[Start of section]
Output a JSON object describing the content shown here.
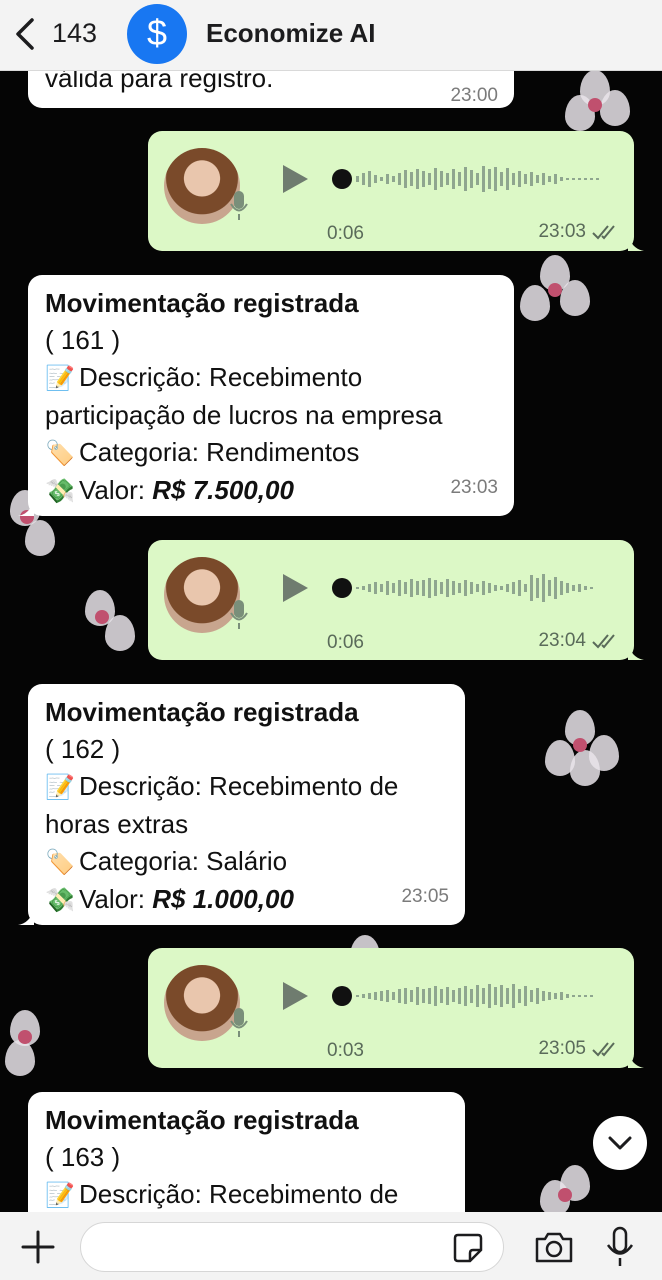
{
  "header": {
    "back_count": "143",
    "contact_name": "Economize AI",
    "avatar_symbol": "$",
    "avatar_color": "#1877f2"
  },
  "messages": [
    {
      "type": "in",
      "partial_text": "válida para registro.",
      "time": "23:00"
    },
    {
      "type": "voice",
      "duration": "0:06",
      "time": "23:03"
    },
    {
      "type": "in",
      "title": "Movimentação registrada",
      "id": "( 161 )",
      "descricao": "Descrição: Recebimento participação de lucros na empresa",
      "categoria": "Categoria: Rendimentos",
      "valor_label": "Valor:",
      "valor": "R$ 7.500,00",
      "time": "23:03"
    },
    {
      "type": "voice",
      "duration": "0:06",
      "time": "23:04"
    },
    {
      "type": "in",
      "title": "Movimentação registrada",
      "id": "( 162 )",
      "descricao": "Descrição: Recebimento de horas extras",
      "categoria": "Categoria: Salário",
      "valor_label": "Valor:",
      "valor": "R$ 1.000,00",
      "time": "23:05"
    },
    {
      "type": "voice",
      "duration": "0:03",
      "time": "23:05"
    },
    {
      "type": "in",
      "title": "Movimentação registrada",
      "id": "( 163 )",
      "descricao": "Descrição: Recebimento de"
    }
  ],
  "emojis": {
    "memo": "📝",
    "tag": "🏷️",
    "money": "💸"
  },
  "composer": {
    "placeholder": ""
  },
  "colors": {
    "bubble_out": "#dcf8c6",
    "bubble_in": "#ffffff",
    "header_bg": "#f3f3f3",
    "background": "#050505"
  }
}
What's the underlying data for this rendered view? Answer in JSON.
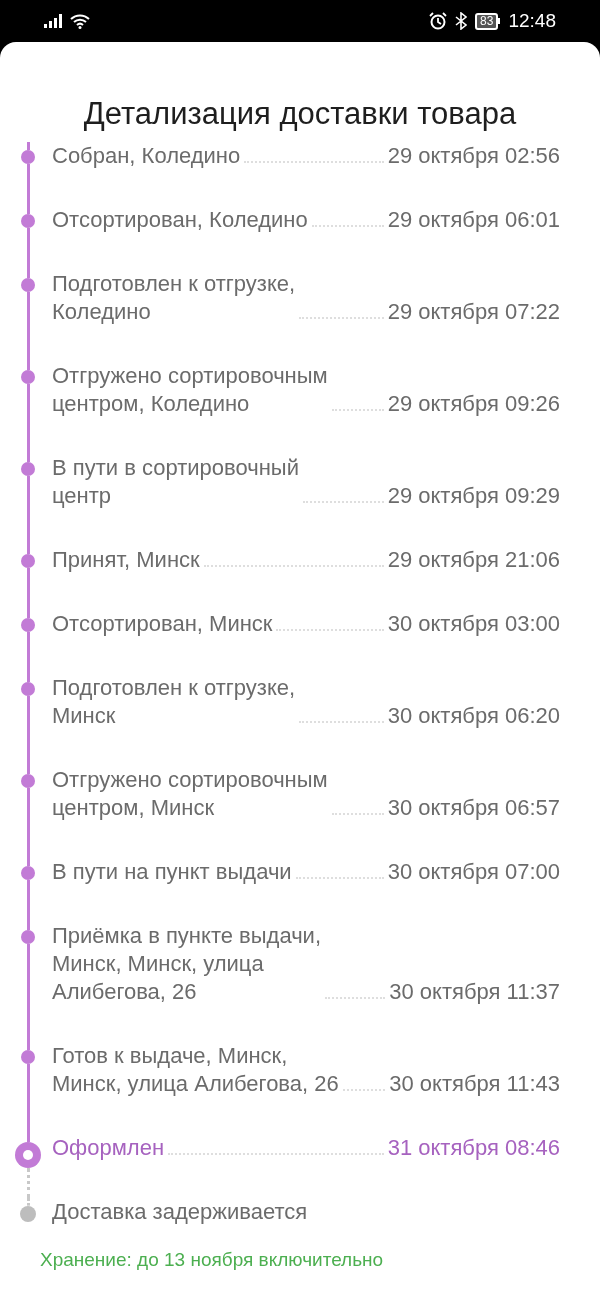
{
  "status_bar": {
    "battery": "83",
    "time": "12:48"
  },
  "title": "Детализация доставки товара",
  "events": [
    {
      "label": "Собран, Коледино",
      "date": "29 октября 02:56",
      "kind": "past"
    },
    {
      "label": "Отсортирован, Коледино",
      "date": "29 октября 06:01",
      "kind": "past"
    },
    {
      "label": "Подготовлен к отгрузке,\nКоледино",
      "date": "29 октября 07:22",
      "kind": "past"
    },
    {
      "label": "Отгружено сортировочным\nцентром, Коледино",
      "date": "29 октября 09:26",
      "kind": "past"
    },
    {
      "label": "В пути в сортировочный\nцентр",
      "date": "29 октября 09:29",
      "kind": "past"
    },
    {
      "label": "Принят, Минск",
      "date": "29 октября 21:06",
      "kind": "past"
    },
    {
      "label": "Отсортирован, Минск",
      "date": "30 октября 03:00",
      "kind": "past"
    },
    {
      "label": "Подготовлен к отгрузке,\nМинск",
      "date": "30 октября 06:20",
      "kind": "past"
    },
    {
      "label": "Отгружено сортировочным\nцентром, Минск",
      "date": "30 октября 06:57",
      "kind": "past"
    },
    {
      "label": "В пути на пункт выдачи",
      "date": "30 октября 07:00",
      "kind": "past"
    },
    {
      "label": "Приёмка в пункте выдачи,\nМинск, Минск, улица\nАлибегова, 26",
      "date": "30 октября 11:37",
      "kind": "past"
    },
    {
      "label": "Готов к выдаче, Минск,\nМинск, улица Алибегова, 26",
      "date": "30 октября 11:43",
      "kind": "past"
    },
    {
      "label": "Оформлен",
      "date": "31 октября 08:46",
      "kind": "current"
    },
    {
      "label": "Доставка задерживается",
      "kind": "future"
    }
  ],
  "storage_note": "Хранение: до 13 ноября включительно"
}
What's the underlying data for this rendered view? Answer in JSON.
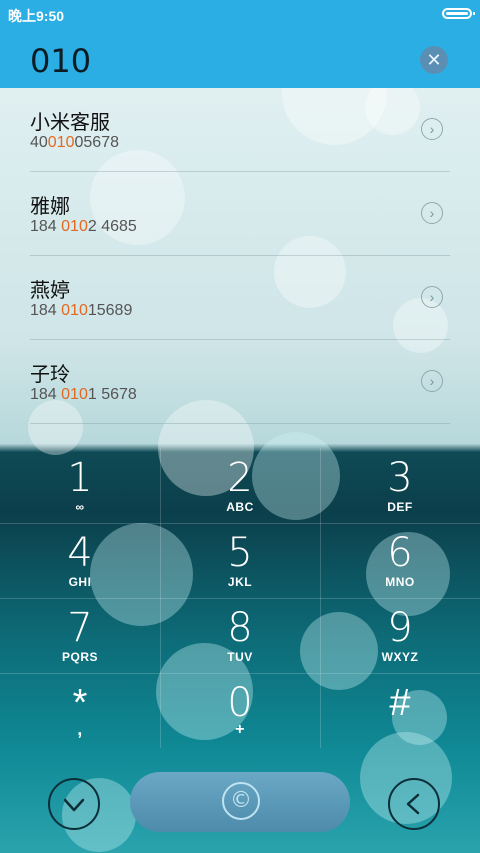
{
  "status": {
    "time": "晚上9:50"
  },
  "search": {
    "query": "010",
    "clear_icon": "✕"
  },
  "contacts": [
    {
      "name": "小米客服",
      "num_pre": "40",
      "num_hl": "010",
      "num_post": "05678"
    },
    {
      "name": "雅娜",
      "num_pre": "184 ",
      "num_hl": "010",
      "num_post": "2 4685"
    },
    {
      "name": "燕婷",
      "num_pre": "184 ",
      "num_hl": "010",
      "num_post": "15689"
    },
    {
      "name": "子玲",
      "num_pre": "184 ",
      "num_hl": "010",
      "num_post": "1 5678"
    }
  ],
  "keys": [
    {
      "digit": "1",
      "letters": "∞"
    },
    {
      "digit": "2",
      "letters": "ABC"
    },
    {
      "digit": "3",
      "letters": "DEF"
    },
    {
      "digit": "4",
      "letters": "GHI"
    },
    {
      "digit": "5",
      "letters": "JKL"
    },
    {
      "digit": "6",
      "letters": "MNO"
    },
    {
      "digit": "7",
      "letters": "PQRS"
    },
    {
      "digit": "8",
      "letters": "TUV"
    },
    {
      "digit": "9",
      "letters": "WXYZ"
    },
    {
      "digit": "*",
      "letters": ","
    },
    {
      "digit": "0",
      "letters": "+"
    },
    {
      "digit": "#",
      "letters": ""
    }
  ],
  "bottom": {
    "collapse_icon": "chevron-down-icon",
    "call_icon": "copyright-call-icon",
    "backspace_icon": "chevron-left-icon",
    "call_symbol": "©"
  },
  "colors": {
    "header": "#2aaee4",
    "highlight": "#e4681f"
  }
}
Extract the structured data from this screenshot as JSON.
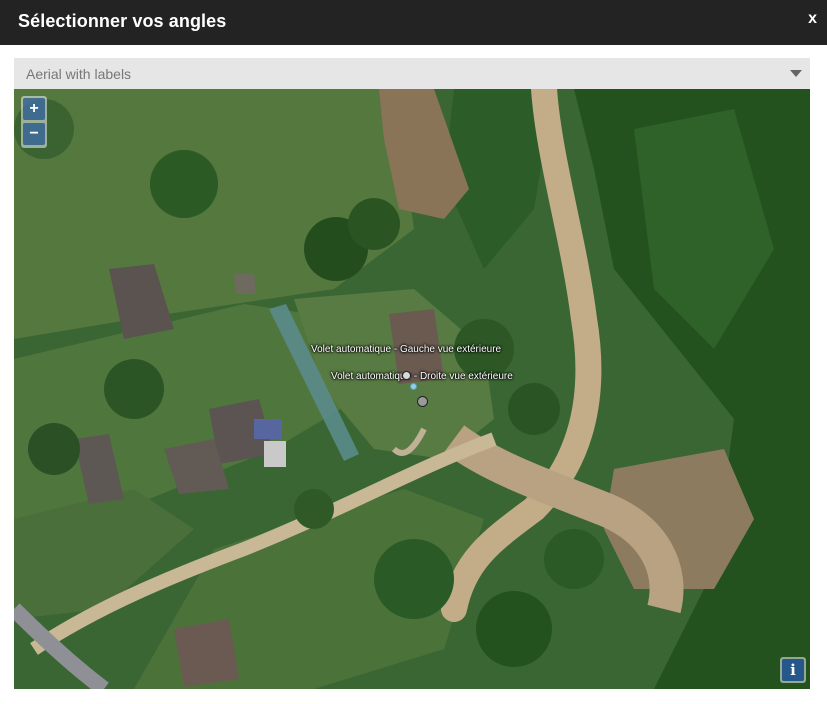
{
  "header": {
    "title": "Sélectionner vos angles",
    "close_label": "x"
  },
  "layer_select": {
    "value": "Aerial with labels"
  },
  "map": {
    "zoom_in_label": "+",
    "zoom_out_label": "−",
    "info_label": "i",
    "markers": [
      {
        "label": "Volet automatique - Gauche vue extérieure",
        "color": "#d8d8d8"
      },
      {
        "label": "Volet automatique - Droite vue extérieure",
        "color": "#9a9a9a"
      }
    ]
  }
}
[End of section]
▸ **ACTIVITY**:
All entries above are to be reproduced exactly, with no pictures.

▸ **YOUR RESPONSE**:
Output a JSON object describing the content shown here.
{
  "header": {
    "back_count": "143",
    "contact_name": "Economize AI",
    "avatar_symbol": "$",
    "avatar_color": "#1877f2"
  },
  "messages": [
    {
      "type": "in",
      "partial_text": "válida para registro.",
      "time": "23:00"
    },
    {
      "type": "voice",
      "duration": "0:06",
      "time": "23:03"
    },
    {
      "type": "in",
      "title": "Movimentação registrada",
      "id": "( 161 )",
      "descricao": "Descrição: Recebimento participação de lucros na empresa",
      "categoria": "Categoria: Rendimentos",
      "valor_label": "Valor:",
      "valor": "R$ 7.500,00",
      "time": "23:03"
    },
    {
      "type": "voice",
      "duration": "0:06",
      "time": "23:04"
    },
    {
      "type": "in",
      "title": "Movimentação registrada",
      "id": "( 162 )",
      "descricao": "Descrição: Recebimento de horas extras",
      "categoria": "Categoria: Salário",
      "valor_label": "Valor:",
      "valor": "R$ 1.000,00",
      "time": "23:05"
    },
    {
      "type": "voice",
      "duration": "0:03",
      "time": "23:05"
    },
    {
      "type": "in",
      "title": "Movimentação registrada",
      "id": "( 163 )",
      "descricao": "Descrição: Recebimento de"
    }
  ],
  "emojis": {
    "memo": "📝",
    "tag": "🏷️",
    "money": "💸"
  },
  "composer": {
    "placeholder": ""
  },
  "colors": {
    "bubble_out": "#dcf8c6",
    "bubble_in": "#ffffff",
    "header_bg": "#f3f3f3",
    "background": "#050505"
  }
}
What's the underlying data for this rendered view? Answer in JSON.
{
  "status_bar": {
    "battery": "83",
    "time": "12:48"
  },
  "title": "Детализация доставки товара",
  "events": [
    {
      "label": "Собран, Коледино",
      "date": "29 октября 02:56",
      "kind": "past"
    },
    {
      "label": "Отсортирован, Коледино",
      "date": "29 октября 06:01",
      "kind": "past"
    },
    {
      "label": "Подготовлен к отгрузке,\nКоледино",
      "date": "29 октября 07:22",
      "kind": "past"
    },
    {
      "label": "Отгружено сортировочным\nцентром, Коледино",
      "date": "29 октября 09:26",
      "kind": "past"
    },
    {
      "label": "В пути в сортировочный\nцентр",
      "date": "29 октября 09:29",
      "kind": "past"
    },
    {
      "label": "Принят, Минск",
      "date": "29 октября 21:06",
      "kind": "past"
    },
    {
      "label": "Отсортирован, Минск",
      "date": "30 октября 03:00",
      "kind": "past"
    },
    {
      "label": "Подготовлен к отгрузке,\nМинск",
      "date": "30 октября 06:20",
      "kind": "past"
    },
    {
      "label": "Отгружено сортировочным\nцентром, Минск",
      "date": "30 октября 06:57",
      "kind": "past"
    },
    {
      "label": "В пути на пункт выдачи",
      "date": "30 октября 07:00",
      "kind": "past"
    },
    {
      "label": "Приёмка в пункте выдачи,\nМинск, Минск, улица\nАлибегова, 26",
      "date": "30 октября 11:37",
      "kind": "past"
    },
    {
      "label": "Готов к выдаче, Минск,\nМинск, улица Алибегова, 26",
      "date": "30 октября 11:43",
      "kind": "past"
    },
    {
      "label": "Оформлен",
      "date": "31 октября 08:46",
      "kind": "current"
    },
    {
      "label": "Доставка задерживается",
      "kind": "future"
    }
  ],
  "storage_note": "Хранение: до 13 ноября включительно"
}
What's the underlying data for this rendered view? Answer in JSON.
{
  "status": {
    "time": "晚上9:50"
  },
  "search": {
    "query": "010",
    "clear_icon": "✕"
  },
  "contacts": [
    {
      "name": "小米客服",
      "num_pre": "40",
      "num_hl": "010",
      "num_post": "05678"
    },
    {
      "name": "雅娜",
      "num_pre": "184 ",
      "num_hl": "010",
      "num_post": "2 4685"
    },
    {
      "name": "燕婷",
      "num_pre": "184 ",
      "num_hl": "010",
      "num_post": "15689"
    },
    {
      "name": "子玲",
      "num_pre": "184 ",
      "num_hl": "010",
      "num_post": "1 5678"
    }
  ],
  "keys": [
    {
      "digit": "1",
      "letters": "∞"
    },
    {
      "digit": "2",
      "letters": "ABC"
    },
    {
      "digit": "3",
      "letters": "DEF"
    },
    {
      "digit": "4",
      "letters": "GHI"
    },
    {
      "digit": "5",
      "letters": "JKL"
    },
    {
      "digit": "6",
      "letters": "MNO"
    },
    {
      "digit": "7",
      "letters": "PQRS"
    },
    {
      "digit": "8",
      "letters": "TUV"
    },
    {
      "digit": "9",
      "letters": "WXYZ"
    },
    {
      "digit": "*",
      "letters": ","
    },
    {
      "digit": "0",
      "letters": "+"
    },
    {
      "digit": "#",
      "letters": ""
    }
  ],
  "bottom": {
    "collapse_icon": "chevron-down-icon",
    "call_icon": "copyright-call-icon",
    "backspace_icon": "chevron-left-icon",
    "call_symbol": "©"
  },
  "colors": {
    "header": "#2aaee4",
    "highlight": "#e4681f"
  }
}
Extract the structured data from this screenshot as JSON.
{
  "header": {
    "title": "Sélectionner vos angles",
    "close_label": "x"
  },
  "layer_select": {
    "value": "Aerial with labels"
  },
  "map": {
    "zoom_in_label": "+",
    "zoom_out_label": "−",
    "info_label": "i",
    "markers": [
      {
        "label": "Volet automatique - Gauche vue extérieure",
        "color": "#d8d8d8"
      },
      {
        "label": "Volet automatique - Droite vue extérieure",
        "color": "#9a9a9a"
      }
    ]
  }
}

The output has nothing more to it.